MATERIAL FOR THIS TASK:
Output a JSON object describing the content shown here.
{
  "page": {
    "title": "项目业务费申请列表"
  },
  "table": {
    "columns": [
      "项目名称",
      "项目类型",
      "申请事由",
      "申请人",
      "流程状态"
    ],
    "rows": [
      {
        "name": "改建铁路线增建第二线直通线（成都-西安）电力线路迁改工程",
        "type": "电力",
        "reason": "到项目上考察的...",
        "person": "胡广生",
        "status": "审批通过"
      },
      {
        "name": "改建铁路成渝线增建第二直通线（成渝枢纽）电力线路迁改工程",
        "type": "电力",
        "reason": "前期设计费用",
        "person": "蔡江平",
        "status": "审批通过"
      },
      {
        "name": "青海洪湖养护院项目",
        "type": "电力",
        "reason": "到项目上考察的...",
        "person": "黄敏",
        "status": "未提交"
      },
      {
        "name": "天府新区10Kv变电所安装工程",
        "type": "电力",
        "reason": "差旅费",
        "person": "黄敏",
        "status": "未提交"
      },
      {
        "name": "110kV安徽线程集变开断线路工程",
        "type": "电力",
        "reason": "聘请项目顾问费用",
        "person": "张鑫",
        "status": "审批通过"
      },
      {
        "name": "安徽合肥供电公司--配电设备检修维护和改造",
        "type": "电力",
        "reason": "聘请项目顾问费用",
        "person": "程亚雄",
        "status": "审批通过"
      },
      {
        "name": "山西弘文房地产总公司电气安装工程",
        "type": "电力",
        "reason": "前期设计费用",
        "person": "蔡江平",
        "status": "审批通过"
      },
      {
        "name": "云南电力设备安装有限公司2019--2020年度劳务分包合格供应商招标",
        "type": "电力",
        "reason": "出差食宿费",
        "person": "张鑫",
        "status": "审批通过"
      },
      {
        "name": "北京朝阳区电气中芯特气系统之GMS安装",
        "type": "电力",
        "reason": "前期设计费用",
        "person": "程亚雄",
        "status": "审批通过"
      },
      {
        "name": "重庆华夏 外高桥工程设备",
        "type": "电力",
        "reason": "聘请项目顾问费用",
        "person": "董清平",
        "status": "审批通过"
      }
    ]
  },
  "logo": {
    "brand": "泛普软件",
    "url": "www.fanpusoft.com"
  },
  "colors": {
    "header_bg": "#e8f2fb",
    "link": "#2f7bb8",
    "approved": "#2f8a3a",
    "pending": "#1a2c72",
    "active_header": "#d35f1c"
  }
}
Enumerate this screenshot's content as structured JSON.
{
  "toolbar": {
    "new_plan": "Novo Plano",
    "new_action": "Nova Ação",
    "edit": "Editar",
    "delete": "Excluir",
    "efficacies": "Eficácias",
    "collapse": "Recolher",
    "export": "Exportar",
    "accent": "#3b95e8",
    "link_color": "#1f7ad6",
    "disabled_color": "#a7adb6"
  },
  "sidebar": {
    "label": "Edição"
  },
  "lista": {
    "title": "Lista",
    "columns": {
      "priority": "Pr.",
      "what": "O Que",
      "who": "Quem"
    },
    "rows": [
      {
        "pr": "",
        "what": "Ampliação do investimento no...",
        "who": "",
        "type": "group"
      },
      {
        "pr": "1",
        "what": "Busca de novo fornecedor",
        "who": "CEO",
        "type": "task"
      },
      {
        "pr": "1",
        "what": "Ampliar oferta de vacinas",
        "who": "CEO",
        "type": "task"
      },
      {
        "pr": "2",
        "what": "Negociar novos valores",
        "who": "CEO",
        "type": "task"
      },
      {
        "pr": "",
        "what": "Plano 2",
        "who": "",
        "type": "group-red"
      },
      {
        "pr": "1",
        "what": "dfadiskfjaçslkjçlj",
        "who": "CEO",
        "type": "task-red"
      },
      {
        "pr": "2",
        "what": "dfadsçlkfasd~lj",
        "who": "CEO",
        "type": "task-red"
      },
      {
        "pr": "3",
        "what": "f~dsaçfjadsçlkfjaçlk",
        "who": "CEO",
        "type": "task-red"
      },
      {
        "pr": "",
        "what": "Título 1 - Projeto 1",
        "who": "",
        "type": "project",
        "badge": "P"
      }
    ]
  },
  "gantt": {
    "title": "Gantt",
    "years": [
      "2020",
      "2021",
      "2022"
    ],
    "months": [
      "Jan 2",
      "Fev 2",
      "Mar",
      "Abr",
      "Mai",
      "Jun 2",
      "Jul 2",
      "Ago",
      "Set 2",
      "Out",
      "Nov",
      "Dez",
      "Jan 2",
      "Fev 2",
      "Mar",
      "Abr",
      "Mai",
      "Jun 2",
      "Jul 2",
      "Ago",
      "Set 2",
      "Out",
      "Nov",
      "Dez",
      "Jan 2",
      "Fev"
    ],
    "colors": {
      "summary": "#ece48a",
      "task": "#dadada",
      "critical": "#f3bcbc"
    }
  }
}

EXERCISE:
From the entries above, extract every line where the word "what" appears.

TASK OUTPUT:
      "what": "O Que",
        "what": "Ampliação do investimento no...",
        "what": "Busca de novo fornecedor",
        "what": "Ampliar oferta de vacinas",
        "what": "Negociar novos valores",
        "what": "Plano 2",
        "what": "dfadiskfjaçslkjçlj",
        "what": "dfadsçlkfasd~lj",
        "what": "f~dsaçfjadsçlkfjaçlk",
        "what": "Título 1 - Projeto 1",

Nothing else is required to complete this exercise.